- **Task requirements**
From the first line to the last, output the material exactly.
----- Exercise data -----
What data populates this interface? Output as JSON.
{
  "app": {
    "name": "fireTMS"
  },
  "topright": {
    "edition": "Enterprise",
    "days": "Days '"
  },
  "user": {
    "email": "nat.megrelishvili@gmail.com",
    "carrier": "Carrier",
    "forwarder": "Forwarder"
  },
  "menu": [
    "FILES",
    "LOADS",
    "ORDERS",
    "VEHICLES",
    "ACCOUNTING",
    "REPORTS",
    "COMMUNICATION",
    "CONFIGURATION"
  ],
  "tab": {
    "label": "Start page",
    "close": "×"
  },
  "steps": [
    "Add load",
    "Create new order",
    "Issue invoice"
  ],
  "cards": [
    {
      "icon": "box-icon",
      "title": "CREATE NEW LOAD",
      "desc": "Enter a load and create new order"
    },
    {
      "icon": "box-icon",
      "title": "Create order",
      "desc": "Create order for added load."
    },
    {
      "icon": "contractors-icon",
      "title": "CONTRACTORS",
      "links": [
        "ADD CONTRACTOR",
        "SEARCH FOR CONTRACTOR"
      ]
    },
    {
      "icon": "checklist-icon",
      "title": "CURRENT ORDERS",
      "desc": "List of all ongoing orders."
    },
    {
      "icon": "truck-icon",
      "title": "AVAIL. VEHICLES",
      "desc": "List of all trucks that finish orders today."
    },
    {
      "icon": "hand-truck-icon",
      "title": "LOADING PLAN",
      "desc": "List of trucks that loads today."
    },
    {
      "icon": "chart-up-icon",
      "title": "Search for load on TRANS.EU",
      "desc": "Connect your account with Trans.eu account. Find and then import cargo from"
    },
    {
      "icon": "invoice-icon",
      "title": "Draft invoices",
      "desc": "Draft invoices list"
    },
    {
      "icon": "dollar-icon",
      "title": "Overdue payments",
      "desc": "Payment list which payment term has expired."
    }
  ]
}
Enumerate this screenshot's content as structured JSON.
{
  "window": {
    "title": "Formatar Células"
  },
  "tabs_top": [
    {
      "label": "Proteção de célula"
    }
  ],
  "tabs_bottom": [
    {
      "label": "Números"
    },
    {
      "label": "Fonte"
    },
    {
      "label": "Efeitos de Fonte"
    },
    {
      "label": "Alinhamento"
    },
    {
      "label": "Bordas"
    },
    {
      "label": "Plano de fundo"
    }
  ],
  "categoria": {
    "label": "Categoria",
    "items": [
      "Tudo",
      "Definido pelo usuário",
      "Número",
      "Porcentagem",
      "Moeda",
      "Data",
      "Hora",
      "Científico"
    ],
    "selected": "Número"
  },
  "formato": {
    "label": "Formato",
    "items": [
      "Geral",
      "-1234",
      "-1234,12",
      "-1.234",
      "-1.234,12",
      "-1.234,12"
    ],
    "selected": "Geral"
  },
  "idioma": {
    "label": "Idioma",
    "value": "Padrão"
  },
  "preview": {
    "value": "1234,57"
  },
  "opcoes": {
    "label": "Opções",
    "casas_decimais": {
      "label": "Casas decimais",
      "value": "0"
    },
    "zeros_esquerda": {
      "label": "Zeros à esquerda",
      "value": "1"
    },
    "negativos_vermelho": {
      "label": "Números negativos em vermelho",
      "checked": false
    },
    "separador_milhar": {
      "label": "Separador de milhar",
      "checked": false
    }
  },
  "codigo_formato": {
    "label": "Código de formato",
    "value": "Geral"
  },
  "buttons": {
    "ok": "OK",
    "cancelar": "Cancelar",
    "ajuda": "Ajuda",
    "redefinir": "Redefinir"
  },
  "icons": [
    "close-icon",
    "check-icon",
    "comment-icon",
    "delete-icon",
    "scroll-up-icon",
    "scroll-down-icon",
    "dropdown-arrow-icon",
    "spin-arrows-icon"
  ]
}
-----
- **Problem solution**
What data populates this interface? Output as JSON.
{
  "app": {
    "name": "fireTMS"
  },
  "topright": {
    "edition": "Enterprise",
    "days": "Days '"
  },
  "user": {
    "email": "nat.megrelishvili@gmail.com",
    "carrier": "Carrier",
    "forwarder": "Forwarder"
  },
  "menu": [
    "FILES",
    "LOADS",
    "ORDERS",
    "VEHICLES",
    "ACCOUNTING",
    "REPORTS",
    "COMMUNICATION",
    "CONFIGURATION"
  ],
  "tab": {
    "label": "Start page",
    "close": "×"
  },
  "steps": [
    "Add load",
    "Create new order",
    "Issue invoice"
  ],
  "cards": [
    {
      "icon": "box-icon",
      "title": "CREATE NEW LOAD",
      "desc": "Enter a load and create new order"
    },
    {
      "icon": "box-icon",
      "title": "Create order",
      "desc": "Create order for added load."
    },
    {
      "icon": "contractors-icon",
      "title": "CONTRACTORS",
      "links": [
        "ADD CONTRACTOR",
        "SEARCH FOR CONTRACTOR"
      ]
    },
    {
      "icon": "checklist-icon",
      "title": "CURRENT ORDERS",
      "desc": "List of all ongoing orders."
    },
    {
      "icon": "truck-icon",
      "title": "AVAIL. VEHICLES",
      "desc": "List of all trucks that finish orders today."
    },
    {
      "icon": "hand-truck-icon",
      "title": "LOADING PLAN",
      "desc": "List of trucks that loads today."
    },
    {
      "icon": "chart-up-icon",
      "title": "Search for load on TRANS.EU",
      "desc": "Connect your account with Trans.eu account. Find and then import cargo from"
    },
    {
      "icon": "invoice-icon",
      "title": "Draft invoices",
      "desc": "Draft invoices list"
    },
    {
      "icon": "dollar-icon",
      "title": "Overdue payments",
      "desc": "Payment list which payment term has expired."
    }
  ]
}
Enumerate this screenshot's content as structured JSON.
{
  "window": {
    "title": "Formatar Células"
  },
  "tabs_top": [
    {
      "label": "Proteção de célula"
    }
  ],
  "tabs_bottom": [
    {
      "label": "Números"
    },
    {
      "label": "Fonte"
    },
    {
      "label": "Efeitos de Fonte"
    },
    {
      "label": "Alinhamento"
    },
    {
      "label": "Bordas"
    },
    {
      "label": "Plano de fundo"
    }
  ],
  "categoria": {
    "label": "Categoria",
    "items": [
      "Tudo",
      "Definido pelo usuário",
      "Número",
      "Porcentagem",
      "Moeda",
      "Data",
      "Hora",
      "Científico"
    ],
    "selected": "Número"
  },
  "formato": {
    "label": "Formato",
    "items": [
      "Geral",
      "-1234",
      "-1234,12",
      "-1.234",
      "-1.234,12",
      "-1.234,12"
    ],
    "selected": "Geral"
  },
  "idioma": {
    "label": "Idioma",
    "value": "Padrão"
  },
  "preview": {
    "value": "1234,57"
  },
  "opcoes": {
    "label": "Opções",
    "casas_decimais": {
      "label": "Casas decimais",
      "value": "0"
    },
    "zeros_esquerda": {
      "label": "Zeros à esquerda",
      "value": "1"
    },
    "negativos_vermelho": {
      "label": "Números negativos em vermelho",
      "checked": false
    },
    "separador_milhar": {
      "label": "Separador de milhar",
      "checked": false
    }
  },
  "codigo_formato": {
    "label": "Código de formato",
    "value": "Geral"
  },
  "buttons": {
    "ok": "OK",
    "cancelar": "Cancelar",
    "ajuda": "Ajuda",
    "redefinir": "Redefinir"
  },
  "icons": [
    "close-icon",
    "check-icon",
    "comment-icon",
    "delete-icon",
    "scroll-up-icon",
    "scroll-down-icon",
    "dropdown-arrow-icon",
    "spin-arrows-icon"
  ]
}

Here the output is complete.